# [Data extract]
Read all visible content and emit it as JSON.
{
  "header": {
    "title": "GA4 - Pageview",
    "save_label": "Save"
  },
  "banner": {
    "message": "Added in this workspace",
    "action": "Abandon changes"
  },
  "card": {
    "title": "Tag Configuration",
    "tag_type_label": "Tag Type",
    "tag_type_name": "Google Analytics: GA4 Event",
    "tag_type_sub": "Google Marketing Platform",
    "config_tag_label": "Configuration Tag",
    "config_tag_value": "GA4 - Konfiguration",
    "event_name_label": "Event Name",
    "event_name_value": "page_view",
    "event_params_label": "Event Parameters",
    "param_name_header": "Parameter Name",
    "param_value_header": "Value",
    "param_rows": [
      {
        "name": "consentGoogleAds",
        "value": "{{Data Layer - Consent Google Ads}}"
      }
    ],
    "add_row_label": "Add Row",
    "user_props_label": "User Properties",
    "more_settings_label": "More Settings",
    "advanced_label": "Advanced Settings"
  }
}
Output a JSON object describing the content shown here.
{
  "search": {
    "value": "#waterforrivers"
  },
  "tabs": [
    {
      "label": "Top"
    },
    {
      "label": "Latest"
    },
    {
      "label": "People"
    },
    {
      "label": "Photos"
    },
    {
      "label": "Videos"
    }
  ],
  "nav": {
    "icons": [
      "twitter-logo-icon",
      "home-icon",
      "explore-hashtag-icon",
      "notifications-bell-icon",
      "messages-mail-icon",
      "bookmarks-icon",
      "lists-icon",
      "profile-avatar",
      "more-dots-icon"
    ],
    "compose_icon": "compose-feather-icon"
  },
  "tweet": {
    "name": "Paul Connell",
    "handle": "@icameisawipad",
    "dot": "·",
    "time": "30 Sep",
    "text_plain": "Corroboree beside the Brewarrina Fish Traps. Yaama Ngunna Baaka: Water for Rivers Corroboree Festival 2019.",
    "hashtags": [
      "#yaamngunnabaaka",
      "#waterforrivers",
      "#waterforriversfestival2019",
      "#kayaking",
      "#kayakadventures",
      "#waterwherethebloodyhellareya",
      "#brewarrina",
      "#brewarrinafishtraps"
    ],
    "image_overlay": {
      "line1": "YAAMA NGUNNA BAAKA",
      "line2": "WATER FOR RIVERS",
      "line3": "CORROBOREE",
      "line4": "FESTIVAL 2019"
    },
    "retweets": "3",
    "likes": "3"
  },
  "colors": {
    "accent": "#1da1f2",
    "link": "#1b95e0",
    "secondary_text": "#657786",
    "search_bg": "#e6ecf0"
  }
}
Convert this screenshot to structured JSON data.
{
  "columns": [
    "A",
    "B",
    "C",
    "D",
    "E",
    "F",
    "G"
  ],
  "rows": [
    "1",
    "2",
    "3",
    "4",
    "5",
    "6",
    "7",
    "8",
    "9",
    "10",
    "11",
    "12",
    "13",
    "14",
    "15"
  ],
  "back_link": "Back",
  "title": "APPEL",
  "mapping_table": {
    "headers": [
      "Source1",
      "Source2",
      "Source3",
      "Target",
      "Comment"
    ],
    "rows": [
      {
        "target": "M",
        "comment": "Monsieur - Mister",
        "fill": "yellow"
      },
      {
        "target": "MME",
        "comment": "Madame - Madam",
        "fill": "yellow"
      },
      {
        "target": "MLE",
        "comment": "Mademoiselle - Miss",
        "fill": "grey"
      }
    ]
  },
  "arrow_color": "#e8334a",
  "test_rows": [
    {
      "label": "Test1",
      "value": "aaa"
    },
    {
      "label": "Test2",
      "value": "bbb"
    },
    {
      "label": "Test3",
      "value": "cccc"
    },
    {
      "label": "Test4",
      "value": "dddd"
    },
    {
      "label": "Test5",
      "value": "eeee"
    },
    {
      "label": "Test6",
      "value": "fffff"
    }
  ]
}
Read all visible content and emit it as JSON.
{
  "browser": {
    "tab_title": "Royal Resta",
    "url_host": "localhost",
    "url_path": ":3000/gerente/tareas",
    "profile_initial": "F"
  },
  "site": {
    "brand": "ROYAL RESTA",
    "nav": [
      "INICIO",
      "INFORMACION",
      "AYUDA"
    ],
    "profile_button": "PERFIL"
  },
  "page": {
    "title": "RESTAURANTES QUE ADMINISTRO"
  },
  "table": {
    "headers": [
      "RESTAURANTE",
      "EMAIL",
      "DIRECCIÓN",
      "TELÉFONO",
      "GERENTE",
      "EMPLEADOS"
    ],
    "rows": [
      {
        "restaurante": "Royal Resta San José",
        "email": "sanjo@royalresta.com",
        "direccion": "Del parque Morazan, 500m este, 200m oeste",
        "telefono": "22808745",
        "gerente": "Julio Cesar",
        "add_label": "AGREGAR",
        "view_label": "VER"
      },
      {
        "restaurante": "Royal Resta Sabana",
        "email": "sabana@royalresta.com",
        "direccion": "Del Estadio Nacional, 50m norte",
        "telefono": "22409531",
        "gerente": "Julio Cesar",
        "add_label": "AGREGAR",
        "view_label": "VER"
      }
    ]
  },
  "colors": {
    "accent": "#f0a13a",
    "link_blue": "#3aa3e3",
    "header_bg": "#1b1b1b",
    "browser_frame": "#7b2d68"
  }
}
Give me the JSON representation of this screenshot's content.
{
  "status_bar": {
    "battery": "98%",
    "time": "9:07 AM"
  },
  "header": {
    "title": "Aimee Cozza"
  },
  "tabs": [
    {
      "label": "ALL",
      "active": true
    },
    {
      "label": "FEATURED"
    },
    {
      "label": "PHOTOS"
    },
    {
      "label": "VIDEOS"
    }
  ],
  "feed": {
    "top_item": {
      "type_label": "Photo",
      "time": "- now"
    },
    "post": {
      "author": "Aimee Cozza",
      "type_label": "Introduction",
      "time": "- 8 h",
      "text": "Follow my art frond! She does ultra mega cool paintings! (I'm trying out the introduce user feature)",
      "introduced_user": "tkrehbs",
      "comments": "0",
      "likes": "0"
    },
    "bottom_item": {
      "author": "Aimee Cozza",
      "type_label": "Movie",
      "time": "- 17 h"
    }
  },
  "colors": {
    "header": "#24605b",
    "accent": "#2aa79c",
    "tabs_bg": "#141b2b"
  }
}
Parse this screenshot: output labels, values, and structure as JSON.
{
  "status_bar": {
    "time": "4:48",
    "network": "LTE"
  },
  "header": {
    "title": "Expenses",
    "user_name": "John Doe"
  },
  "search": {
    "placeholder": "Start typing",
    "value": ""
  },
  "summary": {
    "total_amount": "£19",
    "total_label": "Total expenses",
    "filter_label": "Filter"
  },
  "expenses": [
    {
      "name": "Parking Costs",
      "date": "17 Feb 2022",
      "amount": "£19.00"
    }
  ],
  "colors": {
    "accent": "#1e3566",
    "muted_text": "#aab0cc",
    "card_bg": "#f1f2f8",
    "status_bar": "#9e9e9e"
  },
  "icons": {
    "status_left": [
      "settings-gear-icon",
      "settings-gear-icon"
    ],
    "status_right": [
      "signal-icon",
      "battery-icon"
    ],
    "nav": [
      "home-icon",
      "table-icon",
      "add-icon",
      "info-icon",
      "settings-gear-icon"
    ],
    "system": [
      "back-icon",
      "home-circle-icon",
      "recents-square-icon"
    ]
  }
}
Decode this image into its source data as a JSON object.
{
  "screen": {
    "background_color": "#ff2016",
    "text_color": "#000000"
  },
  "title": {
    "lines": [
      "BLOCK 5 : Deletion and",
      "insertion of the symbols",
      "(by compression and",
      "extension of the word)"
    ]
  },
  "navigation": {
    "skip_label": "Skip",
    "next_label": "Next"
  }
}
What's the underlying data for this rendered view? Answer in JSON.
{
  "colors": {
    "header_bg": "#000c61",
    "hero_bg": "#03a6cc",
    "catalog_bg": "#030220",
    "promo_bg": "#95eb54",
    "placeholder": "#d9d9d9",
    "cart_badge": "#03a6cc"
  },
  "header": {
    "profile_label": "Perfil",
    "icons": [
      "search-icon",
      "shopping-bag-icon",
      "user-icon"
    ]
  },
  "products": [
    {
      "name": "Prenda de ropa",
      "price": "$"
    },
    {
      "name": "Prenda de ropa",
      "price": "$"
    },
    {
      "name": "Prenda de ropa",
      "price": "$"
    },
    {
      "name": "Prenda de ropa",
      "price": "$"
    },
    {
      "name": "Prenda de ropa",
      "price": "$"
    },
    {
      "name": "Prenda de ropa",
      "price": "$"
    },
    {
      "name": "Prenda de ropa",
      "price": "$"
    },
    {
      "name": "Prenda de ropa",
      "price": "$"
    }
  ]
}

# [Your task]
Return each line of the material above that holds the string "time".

# [Result for this task]
    "time": "30 Sep",
    "time": "9:07 AM"
      "time": "- now"
      "time": "- 8 h",
      "time": "- 17 h"
    "time": "4:48",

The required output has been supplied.